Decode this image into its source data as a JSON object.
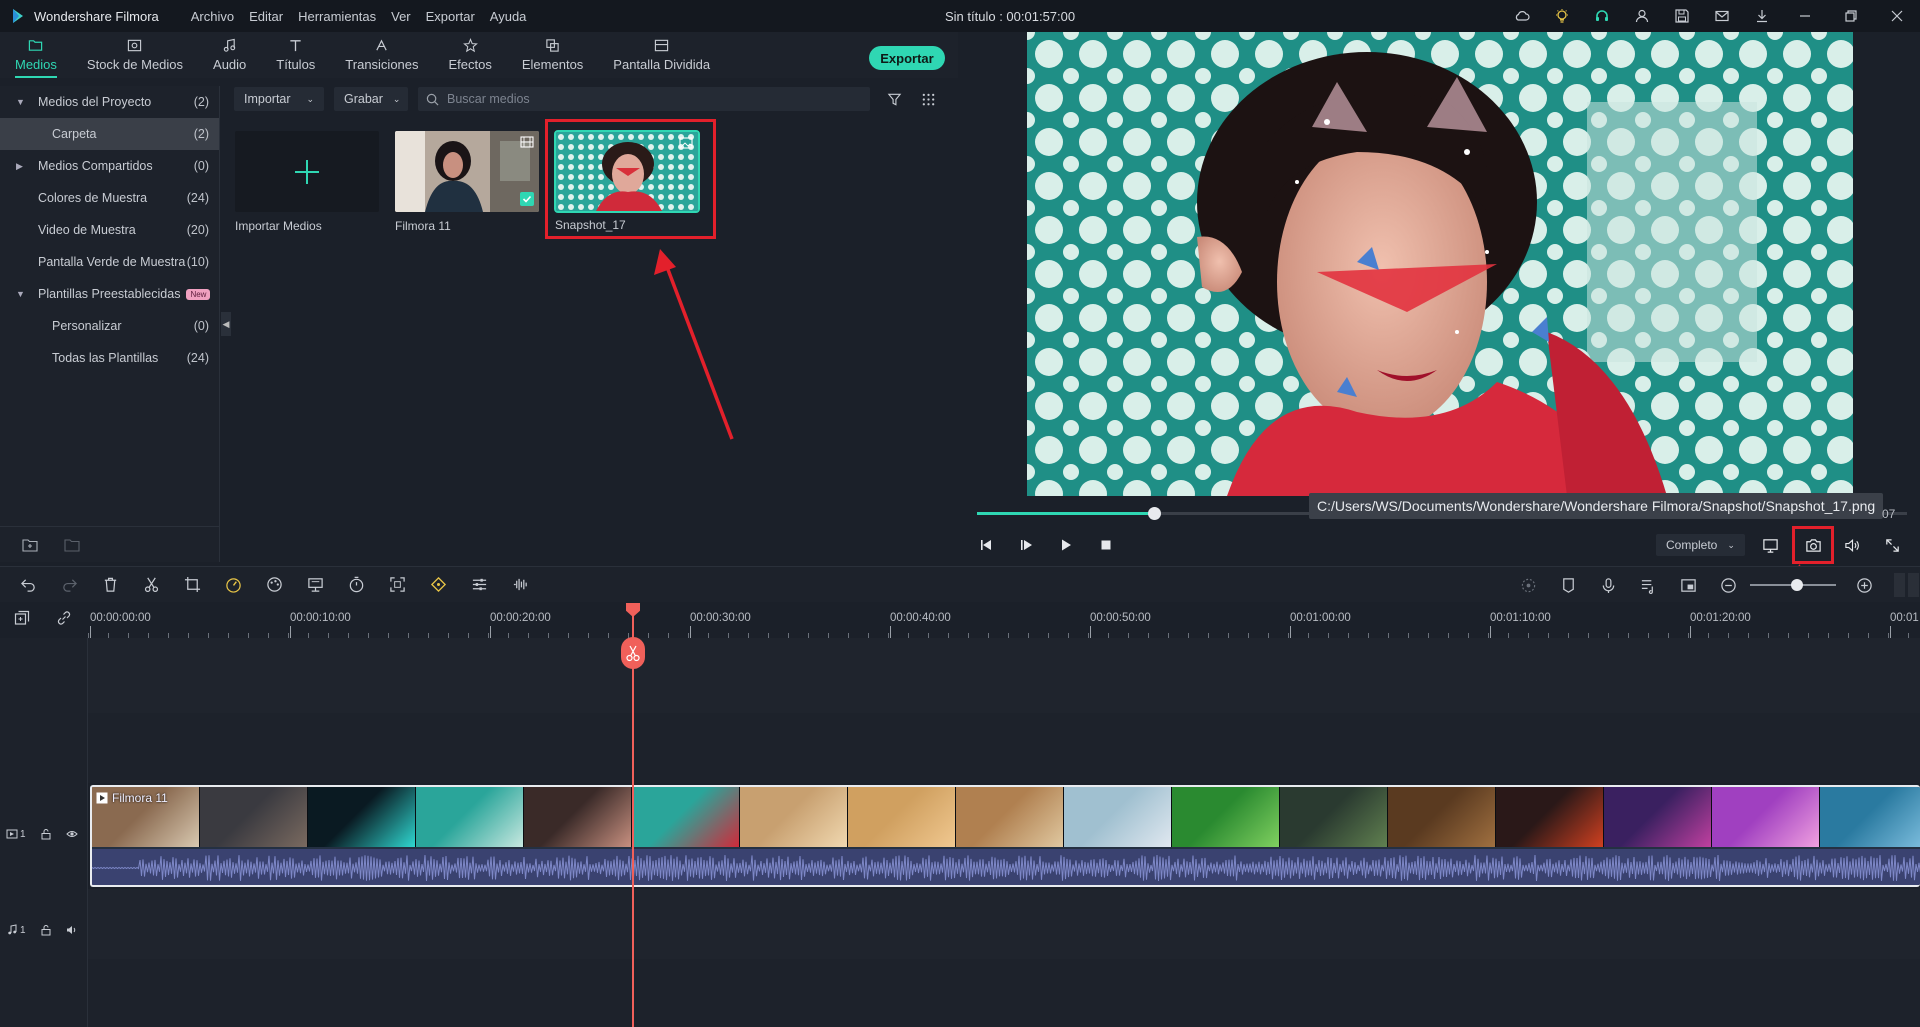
{
  "app": {
    "name": "Wondershare Filmora",
    "title": "Sin título : 00:01:57:00",
    "menu": [
      "Archivo",
      "Editar",
      "Herramientas",
      "Ver",
      "Exportar",
      "Ayuda"
    ],
    "window_icons": [
      "cloud-icon",
      "lightbulb-icon",
      "headset-icon",
      "user-icon",
      "save-icon",
      "mail-icon",
      "download-icon",
      "minimize-icon",
      "restore-icon",
      "close-icon"
    ]
  },
  "tabs": [
    {
      "label": "Medios",
      "icon": "folder-icon",
      "active": true
    },
    {
      "label": "Stock de Medios",
      "icon": "image-icon"
    },
    {
      "label": "Audio",
      "icon": "music-icon"
    },
    {
      "label": "Títulos",
      "icon": "text-icon"
    },
    {
      "label": "Transiciones",
      "icon": "transition-icon"
    },
    {
      "label": "Efectos",
      "icon": "effects-icon"
    },
    {
      "label": "Elementos",
      "icon": "elements-icon"
    },
    {
      "label": "Pantalla Dividida",
      "icon": "split-screen-icon"
    }
  ],
  "export_label": "Exportar",
  "sidebar": {
    "items": [
      {
        "label": "Medios del Proyecto",
        "count": "(2)",
        "arrow": "▼",
        "indent": 0
      },
      {
        "label": "Carpeta",
        "count": "(2)",
        "arrow": "",
        "indent": 1,
        "selected": true
      },
      {
        "label": "Medios Compartidos",
        "count": "(0)",
        "arrow": "▶",
        "indent": 0
      },
      {
        "label": "Colores de Muestra",
        "count": "(24)",
        "arrow": "",
        "indent": 0
      },
      {
        "label": "Video de Muestra",
        "count": "(20)",
        "arrow": "",
        "indent": 0
      },
      {
        "label": "Pantalla Verde de Muestra",
        "count": "(10)",
        "arrow": "",
        "indent": 0
      },
      {
        "label": "Plantillas Preestablecidas",
        "count": "",
        "arrow": "▼",
        "indent": 0,
        "badge": "New"
      },
      {
        "label": "Personalizar",
        "count": "(0)",
        "arrow": "",
        "indent": 1
      },
      {
        "label": "Todas las Plantillas",
        "count": "(24)",
        "arrow": "",
        "indent": 1
      }
    ]
  },
  "media_toolbar": {
    "import_label": "Importar",
    "record_label": "Grabar",
    "search_placeholder": "Buscar medios"
  },
  "media_items": [
    {
      "name": "Importar Medios",
      "type": "import"
    },
    {
      "name": "Filmora 11",
      "type": "video",
      "checked": true
    },
    {
      "name": "Snapshot_17",
      "type": "image",
      "highlighted": true
    }
  ],
  "preview": {
    "snapshot_path": "C:/Users/WS/Documents/Wondershare/Wondershare Filmora/Snapshot/Snapshot_17.png",
    "time_tail": "07",
    "progress": 0.19,
    "quality": "Completo"
  },
  "timeline": {
    "ruler_labels": [
      "00:00:00:00",
      "00:00:10:00",
      "00:00:20:00",
      "00:00:30:00",
      "00:00:40:00",
      "00:00:50:00",
      "00:01:00:00",
      "00:01:10:00",
      "00:01:20:00",
      "00:01"
    ],
    "video_track_label": "1",
    "audio_track_label": "1",
    "clip_name": "Filmora 11",
    "zoom_level": 0.55
  },
  "colors": {
    "accent": "#2fd7b3",
    "highlight_red": "#e3202b",
    "playhead": "#f0605a"
  }
}
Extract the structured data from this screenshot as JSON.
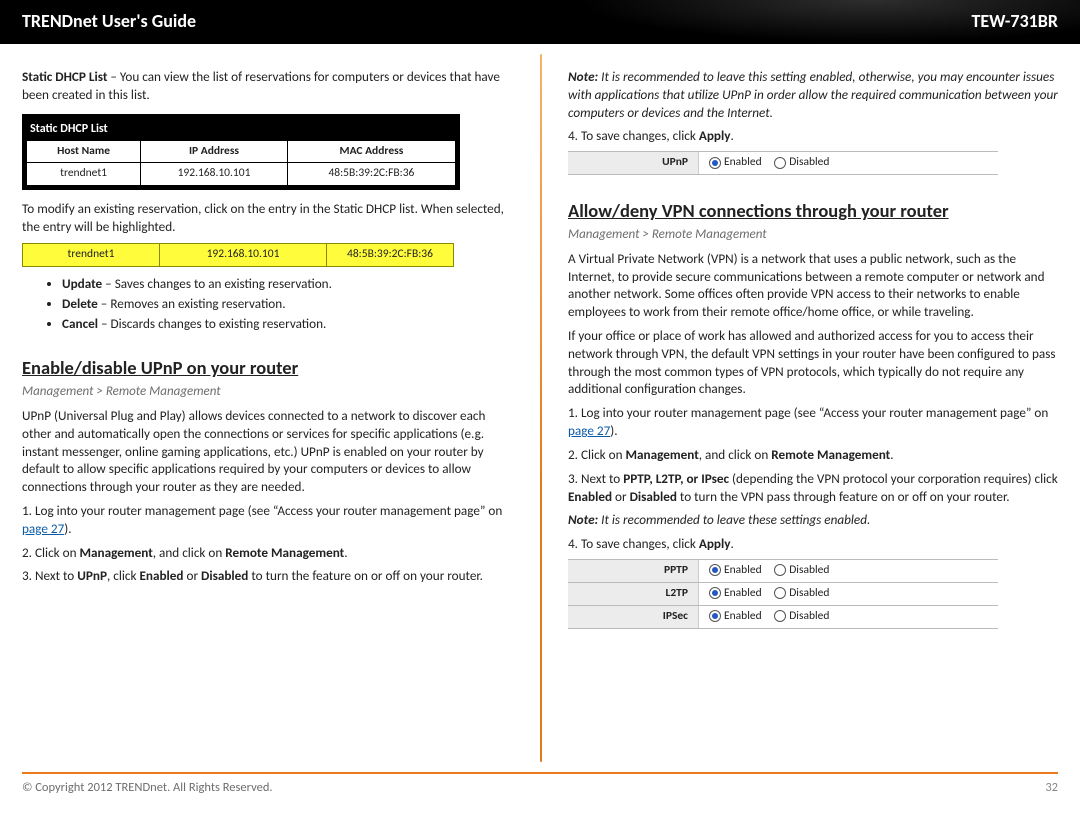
{
  "header": {
    "title_left": "TRENDnet User's Guide",
    "title_right": "TEW-731BR"
  },
  "left": {
    "static_dhcp_intro_bold": "Static DHCP List",
    "static_dhcp_intro_rest": " – You can view the list of reservations for computers or devices that have been created in this list.",
    "dhcp_table": {
      "title": "Static DHCP List",
      "headers": [
        "Host Name",
        "IP Address",
        "MAC Address"
      ],
      "row": [
        "trendnet1",
        "192.168.10.101",
        "48:5B:39:2C:FB:36"
      ]
    },
    "modify_text": "To modify an existing reservation, click on the entry in the Static DHCP list. When selected, the entry will be highlighted.",
    "hl_row": [
      "trendnet1",
      "192.168.10.101",
      "48:5B:39:2C:FB:36"
    ],
    "bullets": [
      {
        "b": "Update",
        "t": " – Saves changes to an existing reservation."
      },
      {
        "b": "Delete",
        "t": " – Removes an existing reservation."
      },
      {
        "b": "Cancel",
        "t": " – Discards changes to existing reservation."
      }
    ],
    "upnp_heading": "Enable/disable UPnP on your router",
    "upnp_breadcrumb": "Management > Remote Management",
    "upnp_desc": "UPnP (Universal Plug and Play) allows devices connected to a network to discover each other and automatically open the connections or services for specific applications (e.g. instant messenger, online gaming applications, etc.) UPnP is enabled on your router by default to allow specific applications required by your computers or devices to allow connections through your router as they are needed.",
    "step1a": "1. Log into your router management page (see “Access your router management page” on ",
    "step1_link": "page 27",
    "step1b": ").",
    "step2_pre": "2. Click on ",
    "step2_b1": "Management",
    "step2_mid": ", and click on ",
    "step2_b2": "Remote Management",
    "step2_post": ".",
    "step3_pre": "3. Next to ",
    "step3_b1": "UPnP",
    "step3_mid1": ", click ",
    "step3_b2": "Enabled",
    "step3_mid2": " or ",
    "step3_b3": "Disabled",
    "step3_post": " to turn the feature on or off on your router."
  },
  "right": {
    "note_bold": "Note:",
    "note_text": " It is recommended to leave this setting enabled, otherwise, you may encounter issues with applications that utilize UPnP in order allow the required communication between your computers or devices and the Internet.",
    "save_pre": "4. To save changes, click ",
    "save_b": "Apply",
    "save_post": ".",
    "upnp_row": {
      "label": "UPnP",
      "enabled": "Enabled",
      "disabled": "Disabled"
    },
    "vpn_heading": "Allow/deny VPN connections through your router",
    "vpn_breadcrumb": "Management > Remote Management",
    "vpn_p1": "A Virtual Private Network (VPN) is a network that uses a public network, such as the Internet, to provide secure communications between a remote computer or network and another network. Some offices often provide VPN access to their networks to enable employees to work from their remote office/home office, or while traveling.",
    "vpn_p2": "If your office or place of work has allowed and authorized access for you to access their network through VPN, the default VPN settings in your router have been configured to pass through the most common types of VPN protocols, which typically do not require any additional configuration changes.",
    "vpn_step1a": "1. Log into your router management page (see “Access your router management page” on ",
    "vpn_step1_link": "page 27",
    "vpn_step1b": ").",
    "vpn_step2_pre": "2. Click on ",
    "vpn_step2_b1": "Management",
    "vpn_step2_mid": ", and click on ",
    "vpn_step2_b2": "Remote Management",
    "vpn_step2_post": ".",
    "vpn_step3_pre": "3. Next to ",
    "vpn_step3_b1": "PPTP, L2TP, or IPsec",
    "vpn_step3_mid1": " (depending the VPN protocol your corporation requires) click ",
    "vpn_step3_b2": "Enabled",
    "vpn_step3_mid2": " or ",
    "vpn_step3_b3": "Disabled",
    "vpn_step3_post": " to turn the VPN pass through feature on or off on your router.",
    "vpn_note_bold": "Note:",
    "vpn_note_text": " It is recommended to leave these settings enabled.",
    "vpn_save_pre": "4. To save changes, click ",
    "vpn_save_b": "Apply",
    "vpn_save_post": ".",
    "vpn_rows": [
      {
        "label": "PPTP",
        "enabled": "Enabled",
        "disabled": "Disabled"
      },
      {
        "label": "L2TP",
        "enabled": "Enabled",
        "disabled": "Disabled"
      },
      {
        "label": "IPSec",
        "enabled": "Enabled",
        "disabled": "Disabled"
      }
    ]
  },
  "footer": {
    "copyright": "© Copyright 2012 TRENDnet. All Rights Reserved.",
    "page": "32"
  }
}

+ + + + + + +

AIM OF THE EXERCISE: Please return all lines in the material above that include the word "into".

EXERCISE ANSWER:
Decode this image into its source data as a JSON object.
    "step1a": "1. Log into your router management page (see “Access your router management page” on ",
    "vpn_step1a": "1. Log into your router management page (see “Access your router management page” on ",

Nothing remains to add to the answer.